print ” <annotation>$title</annotation>\n”;

print ” <info></info>\n”;

print ” <info_text>$description</info_text>\n”;

print ” </track>\n”;


print “</trackList>\n”;

print “</playlist>\n”;


Copypaste the above code into a new file and save it as rss2xspf.php and upload it to your server to test if you have domxml support. (If you don’t it will say something like Call to undefined function: domxml_open_mem.

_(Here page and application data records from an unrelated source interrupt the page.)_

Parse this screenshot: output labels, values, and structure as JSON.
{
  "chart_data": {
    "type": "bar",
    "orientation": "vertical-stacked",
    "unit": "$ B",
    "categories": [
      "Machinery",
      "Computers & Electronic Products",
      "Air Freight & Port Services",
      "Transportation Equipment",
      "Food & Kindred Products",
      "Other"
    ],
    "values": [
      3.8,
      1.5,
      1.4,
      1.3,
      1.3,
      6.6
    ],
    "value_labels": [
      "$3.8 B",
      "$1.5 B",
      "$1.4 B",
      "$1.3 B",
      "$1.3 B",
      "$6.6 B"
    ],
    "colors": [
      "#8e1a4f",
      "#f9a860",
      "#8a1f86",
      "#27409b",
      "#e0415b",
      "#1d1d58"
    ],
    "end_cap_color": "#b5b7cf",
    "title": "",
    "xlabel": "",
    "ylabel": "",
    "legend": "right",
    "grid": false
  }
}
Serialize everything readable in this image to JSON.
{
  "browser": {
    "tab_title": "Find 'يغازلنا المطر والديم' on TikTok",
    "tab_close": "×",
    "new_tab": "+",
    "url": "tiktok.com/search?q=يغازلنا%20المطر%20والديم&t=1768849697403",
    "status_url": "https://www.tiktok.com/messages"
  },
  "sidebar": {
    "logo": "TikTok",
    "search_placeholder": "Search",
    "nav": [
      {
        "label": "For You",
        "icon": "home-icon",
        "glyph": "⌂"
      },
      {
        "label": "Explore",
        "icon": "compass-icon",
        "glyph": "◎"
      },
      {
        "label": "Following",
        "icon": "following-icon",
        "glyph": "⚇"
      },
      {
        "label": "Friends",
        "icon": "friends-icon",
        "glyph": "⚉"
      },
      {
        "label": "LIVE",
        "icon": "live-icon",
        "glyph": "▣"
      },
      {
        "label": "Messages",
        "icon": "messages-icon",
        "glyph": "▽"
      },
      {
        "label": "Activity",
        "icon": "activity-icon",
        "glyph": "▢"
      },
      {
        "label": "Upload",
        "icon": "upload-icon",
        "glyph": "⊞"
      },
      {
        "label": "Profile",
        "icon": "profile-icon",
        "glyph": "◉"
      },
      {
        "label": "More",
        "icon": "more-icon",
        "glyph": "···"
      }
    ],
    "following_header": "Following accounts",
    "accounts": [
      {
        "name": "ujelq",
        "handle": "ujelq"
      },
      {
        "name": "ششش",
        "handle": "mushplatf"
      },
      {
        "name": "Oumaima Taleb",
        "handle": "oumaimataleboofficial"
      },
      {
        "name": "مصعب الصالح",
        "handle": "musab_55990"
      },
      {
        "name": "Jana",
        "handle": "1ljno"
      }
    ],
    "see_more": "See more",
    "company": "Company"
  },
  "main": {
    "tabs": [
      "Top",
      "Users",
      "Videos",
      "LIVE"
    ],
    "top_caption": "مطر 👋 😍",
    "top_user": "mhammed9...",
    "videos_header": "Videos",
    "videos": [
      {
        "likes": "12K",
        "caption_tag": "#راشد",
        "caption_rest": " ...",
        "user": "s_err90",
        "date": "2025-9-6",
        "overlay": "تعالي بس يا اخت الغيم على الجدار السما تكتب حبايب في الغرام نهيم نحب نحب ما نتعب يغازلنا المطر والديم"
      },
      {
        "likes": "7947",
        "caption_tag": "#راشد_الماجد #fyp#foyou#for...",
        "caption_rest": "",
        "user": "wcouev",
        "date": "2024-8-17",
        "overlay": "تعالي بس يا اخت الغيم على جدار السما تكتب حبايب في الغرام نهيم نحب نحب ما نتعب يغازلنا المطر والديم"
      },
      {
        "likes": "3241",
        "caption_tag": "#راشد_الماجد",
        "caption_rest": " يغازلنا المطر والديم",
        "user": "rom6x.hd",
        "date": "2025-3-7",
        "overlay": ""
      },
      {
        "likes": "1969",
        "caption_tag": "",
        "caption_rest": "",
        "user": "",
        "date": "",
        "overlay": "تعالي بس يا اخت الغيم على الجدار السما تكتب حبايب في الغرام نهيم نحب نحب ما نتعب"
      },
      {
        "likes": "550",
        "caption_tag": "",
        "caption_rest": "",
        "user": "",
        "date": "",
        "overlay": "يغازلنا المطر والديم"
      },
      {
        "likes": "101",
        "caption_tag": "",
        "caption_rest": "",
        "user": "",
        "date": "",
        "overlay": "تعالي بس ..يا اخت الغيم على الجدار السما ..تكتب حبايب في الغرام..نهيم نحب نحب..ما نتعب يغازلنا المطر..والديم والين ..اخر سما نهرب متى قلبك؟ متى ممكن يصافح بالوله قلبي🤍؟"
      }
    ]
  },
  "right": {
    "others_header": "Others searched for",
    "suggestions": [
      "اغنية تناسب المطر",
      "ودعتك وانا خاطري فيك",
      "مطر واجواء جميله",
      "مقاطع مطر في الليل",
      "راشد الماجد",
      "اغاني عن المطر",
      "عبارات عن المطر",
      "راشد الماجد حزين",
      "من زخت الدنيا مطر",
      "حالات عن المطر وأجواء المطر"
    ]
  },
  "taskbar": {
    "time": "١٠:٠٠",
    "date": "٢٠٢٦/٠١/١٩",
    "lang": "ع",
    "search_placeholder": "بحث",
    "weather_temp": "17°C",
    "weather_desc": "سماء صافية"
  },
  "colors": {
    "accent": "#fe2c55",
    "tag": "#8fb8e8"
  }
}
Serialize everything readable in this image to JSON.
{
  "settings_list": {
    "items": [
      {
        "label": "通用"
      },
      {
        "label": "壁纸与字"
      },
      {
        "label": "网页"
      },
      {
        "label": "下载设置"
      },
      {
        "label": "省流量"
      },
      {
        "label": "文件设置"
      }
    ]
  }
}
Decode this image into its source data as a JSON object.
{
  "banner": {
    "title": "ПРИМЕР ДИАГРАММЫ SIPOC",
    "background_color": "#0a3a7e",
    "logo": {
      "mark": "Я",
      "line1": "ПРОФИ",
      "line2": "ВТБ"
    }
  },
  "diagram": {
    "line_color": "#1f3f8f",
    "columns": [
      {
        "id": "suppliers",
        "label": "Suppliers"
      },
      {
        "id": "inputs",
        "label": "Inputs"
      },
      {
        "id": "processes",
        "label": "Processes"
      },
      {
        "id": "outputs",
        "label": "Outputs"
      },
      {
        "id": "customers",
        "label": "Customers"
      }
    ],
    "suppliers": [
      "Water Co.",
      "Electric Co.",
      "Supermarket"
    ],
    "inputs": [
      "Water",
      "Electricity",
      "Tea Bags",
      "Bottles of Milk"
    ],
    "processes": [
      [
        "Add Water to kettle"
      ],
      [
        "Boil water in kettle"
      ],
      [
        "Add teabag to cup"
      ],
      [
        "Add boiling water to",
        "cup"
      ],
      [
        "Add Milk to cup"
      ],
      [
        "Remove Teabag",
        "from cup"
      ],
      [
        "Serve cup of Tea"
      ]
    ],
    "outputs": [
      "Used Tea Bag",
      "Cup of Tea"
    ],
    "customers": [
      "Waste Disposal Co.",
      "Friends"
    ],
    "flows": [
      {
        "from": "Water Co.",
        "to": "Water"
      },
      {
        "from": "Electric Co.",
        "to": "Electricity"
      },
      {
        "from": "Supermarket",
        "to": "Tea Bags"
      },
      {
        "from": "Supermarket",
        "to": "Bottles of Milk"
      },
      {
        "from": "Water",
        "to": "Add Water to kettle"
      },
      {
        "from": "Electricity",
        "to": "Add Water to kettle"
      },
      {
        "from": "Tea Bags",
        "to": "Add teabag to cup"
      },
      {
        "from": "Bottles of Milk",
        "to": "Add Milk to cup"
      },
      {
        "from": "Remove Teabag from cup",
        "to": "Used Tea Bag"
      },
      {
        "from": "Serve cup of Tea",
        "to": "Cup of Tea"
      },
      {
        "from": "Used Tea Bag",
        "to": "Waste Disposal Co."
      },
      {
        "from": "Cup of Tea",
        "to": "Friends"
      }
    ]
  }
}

In that case, tough luck, find a new host.)

Download the exellent XSPF flash based mp3 player here: XSPF Web Music Player (Flash) – Plays MP3 on your website

Read more about XSPF over at

And please drop a comment if you use it and like or have problems.

You can also send me an email at morten.skogly _at_ gmail dot com.

There’s a lot of room for improvement, like using the rss image in place of a staticly defined image, or inserting a random image, or doing som web2.0 stuff like snarfing the images from amazon or whatever, please let me know if you make something superclever with it :)

Idea for your site: You can use to make your own mp3 podcast, visit bands you like bookmark the mp3s you like with, go there to get the rss, and your set to go, you have the same music on your site as on your ipod :) (You might have to use as a gobetween to create the enclosures and make it itunes-compatible.)

Updated: 06.04.2008: Unless you really really digg the XSPF player linked up above, I suggest you use the superb Jeroen Media Player instead. It is open source and supports both XSPF and RSS directly. It takes up more space, but it has video support and a very cool javascript api.